Hyperinsulinemia, loss of glucose-stimulated insulin secretion (GSIS), and peripheral insulin resistance coexist in non-insulin-dependent diabetes mellitus (NIDDM). Because free fatty acids (FFA) can induce these same abnormalities, we studied their role in the pathogenesis of the NIDDM of obese Zucker diabetic fatty (ZDF-drt) rats from 5 weeks of age (before the onset of hyperglycemia) until 14 weeks. Two weeks prior to hyperglycemia, plasma FFA began to rise progressively, averaging 1.9 ± 0.06 mM at the onset of hyperglycemia (P < 0.001 vs. controls). At this time GSIS was absent and β-cell GLUT-2 glucose transporter was decreased. The triacylglycerol content of prediabetic islets rose to 10 times that of controls and was correlated with plasma FFA (r = 0.825; P < 0.001), which, in turn, was correlated with the plasma glucose concentration (r = 0.873; P < 0.001). Reduction of hyperlipacidemia to 1.3 ± 0.07 mM by pair feeding with lean littermates reduced all β-cell abnormalities and prevented hyperglycemia.

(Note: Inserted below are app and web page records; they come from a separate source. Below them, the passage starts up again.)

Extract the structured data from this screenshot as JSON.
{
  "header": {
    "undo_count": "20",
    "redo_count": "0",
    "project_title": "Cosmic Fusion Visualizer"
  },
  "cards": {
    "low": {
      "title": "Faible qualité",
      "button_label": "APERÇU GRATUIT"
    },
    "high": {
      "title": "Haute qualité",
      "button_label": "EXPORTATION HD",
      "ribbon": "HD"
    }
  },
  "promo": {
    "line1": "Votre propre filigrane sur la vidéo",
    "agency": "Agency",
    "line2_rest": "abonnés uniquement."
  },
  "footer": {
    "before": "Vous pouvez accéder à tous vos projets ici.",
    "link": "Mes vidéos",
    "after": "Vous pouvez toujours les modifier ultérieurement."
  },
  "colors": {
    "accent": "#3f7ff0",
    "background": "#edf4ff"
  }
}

Normal rat islets that had been cultured for 7 days in medium containing 2 mM FFA exhibited increased basal insulin secretion at 3 mM glucose, and first-phase GSIS was reduced by 68%; in prediabetic islets, first-phase GSIS was reduced by 69% by FFA. The results suggest a role for hyperlipacidemia in the pathogenesis of NIDDM; resistance to insulin-mediated antilipolysis is invoked to explain the high FFA despite hyperinsulinemia, and sensitivity of β cells to hyperlipacedemia is invoked to explain the FFA-induced loss of GSIS.
|Original language||English (US)|
|Number of pages||5|
|Journal||Proceedings of the National Academy of Sciences of the United States of America|
|State||Published - Nov 19 1994|
ASJC Scopus subject areas